As we promised earlier in the week, let’s take another quick look at Microsoft’s SMB Cloud Adoption Study 2011. While the full report has not been made public -- although Microsoft (news, site) promises to do so in the coming weeks -- the finding that 39% of SMBs will be paying for one or more cloud services in three years flies in the face of other recent research that says this just ain’t going to happen.

SMBs, the Cloud

It’s not that research by companies other than Microsoft is any way faulty; it’s just that in terms of cloud computing, most companies -- in both the enterprise and SMB space -- are still jittery about moving to the cloud, and tend to change their minds regularly, with content security one of their major concerns.

There is recent research, for example, from Vitacore Systems that says most SMBs just don’t get cloud computing and that they’re not really sure what the advantages of it are. This, no doubt, is a problem for providers because, according to Parallels, the value of the cloud market in the SMB space is close to US$ 21 billion.

However, Microsoft’s new study seems to indicate that many of the concerns have been put to bed by now and those assurances -- and products -- around cloud security seem to be taking hold. Of course there are also the financial considerations, which are just about certain to act as the main driver.

Another report this week from Spiceworks (news, site) appears to confirm the Microsoft findings and shows that nearly one in three SMBs use cloud services, with cloud usage among SMBs expected to rise to 42%.

In addition, almost one in three SMBs plan to change the way data is stored, moving more data to the cloud, with many planning to reduce their use of local system hard drives and direct-attached storage.

SMB Cloud Adoption

So is there a fundamental change in the way SMBs are going about their cloud business? Microsoft’s SMB Cloud Adoption Study 2011 seems to suggest a gradual, rather than abrupt, change over a period of three years.

The research found that 39% of SMBs expect to be paying for at least one cloud service within three years up from the current level of 29%.

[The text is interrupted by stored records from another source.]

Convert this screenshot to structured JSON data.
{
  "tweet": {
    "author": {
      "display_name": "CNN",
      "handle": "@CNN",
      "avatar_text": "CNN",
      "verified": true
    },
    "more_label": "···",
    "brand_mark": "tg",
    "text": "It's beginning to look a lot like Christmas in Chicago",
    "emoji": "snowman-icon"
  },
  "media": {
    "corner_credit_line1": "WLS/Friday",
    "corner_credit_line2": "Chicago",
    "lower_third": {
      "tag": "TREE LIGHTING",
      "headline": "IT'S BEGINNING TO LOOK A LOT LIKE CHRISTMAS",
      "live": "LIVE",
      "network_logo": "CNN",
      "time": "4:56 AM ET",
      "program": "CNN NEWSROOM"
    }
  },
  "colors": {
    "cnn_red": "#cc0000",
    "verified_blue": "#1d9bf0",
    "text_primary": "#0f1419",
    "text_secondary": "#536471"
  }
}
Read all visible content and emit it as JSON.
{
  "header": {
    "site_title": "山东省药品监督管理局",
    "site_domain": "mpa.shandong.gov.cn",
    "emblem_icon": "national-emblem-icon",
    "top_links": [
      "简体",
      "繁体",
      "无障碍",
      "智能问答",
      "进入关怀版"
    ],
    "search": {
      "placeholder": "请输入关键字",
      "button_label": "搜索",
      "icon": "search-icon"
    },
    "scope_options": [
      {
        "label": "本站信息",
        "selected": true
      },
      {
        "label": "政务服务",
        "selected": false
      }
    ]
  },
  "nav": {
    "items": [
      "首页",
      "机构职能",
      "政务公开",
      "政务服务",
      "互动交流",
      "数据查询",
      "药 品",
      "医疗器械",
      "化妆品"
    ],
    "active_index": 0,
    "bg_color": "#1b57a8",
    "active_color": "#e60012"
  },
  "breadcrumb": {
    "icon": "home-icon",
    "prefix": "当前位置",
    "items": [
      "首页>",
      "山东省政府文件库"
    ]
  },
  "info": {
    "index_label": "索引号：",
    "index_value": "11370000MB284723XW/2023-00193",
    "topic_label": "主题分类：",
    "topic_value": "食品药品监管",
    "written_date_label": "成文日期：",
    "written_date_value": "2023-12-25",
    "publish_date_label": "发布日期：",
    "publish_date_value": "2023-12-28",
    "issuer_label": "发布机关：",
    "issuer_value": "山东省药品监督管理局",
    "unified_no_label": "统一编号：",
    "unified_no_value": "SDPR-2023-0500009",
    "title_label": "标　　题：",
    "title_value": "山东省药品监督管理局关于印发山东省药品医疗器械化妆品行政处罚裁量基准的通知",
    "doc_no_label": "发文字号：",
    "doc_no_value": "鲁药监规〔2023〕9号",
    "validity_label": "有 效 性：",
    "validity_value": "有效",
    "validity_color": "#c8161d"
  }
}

According to Microsoft, this means that, over that period, there will be considerable opportunity for hosting service providers to build their business, especially around the areas of collaboration, data storage, data backup and business class email.

Other findings of the report include:

  • Those SMBs that will be paying for cloud services will pay for 3.3 services within three years as opposed to current levels of fewer than two services.
  • In addition to this, larger SMBs -- those with between 51 to 250 employees -- will pay for even more than that, with 56% paying for 3.7 services.

Cloud adoption will be gradual, and SMBs will continue to operate in a hybrid model with an increasing blend between off-premises and traditional on-premises infrastructure, for the foreseeable future,” said Marco Limena, vice president, Business Channels, Worldwide Communications Sector at Microsoft.


Another trend identified in the report is the role VARs and Systems Integrators (SIs) will play. Andy Burton, CEO, Fasthosts Internet, envisions a situation where VARs and SIs will be able to combine their respective abilities with hosting providers.

As SMBs continue to transition to cloud services, hosting service providers, VARs and SIs will have a major role to play as advisors and providers of IT services in hybrid environments . . .Hosting providers have expertise in selling cloud services while VARs and SIs have experience selling to SMBs," Burton says.

Growth, Profitability

Additionally, the spread of services being sought will be across SMBs that are looking to expand, as well as those that plan to remain the same size, but remain profitable.

Those that are looking to expand are looking for scalable environments that won’t cost a fortune and that can be expanded --  or even retracted -- according to need.

Those that wish to remain the same size will be looking for services with predictable costs that are more cost-effective, and provide efficiency at the same time.

In both scenarios, cloud services will be able to provide tailored services that will keep everyone happy. The research covered 3,258 SMBs with up to 250 employees across 16 countries in the US, Europe, and Asia. More on this as details are released.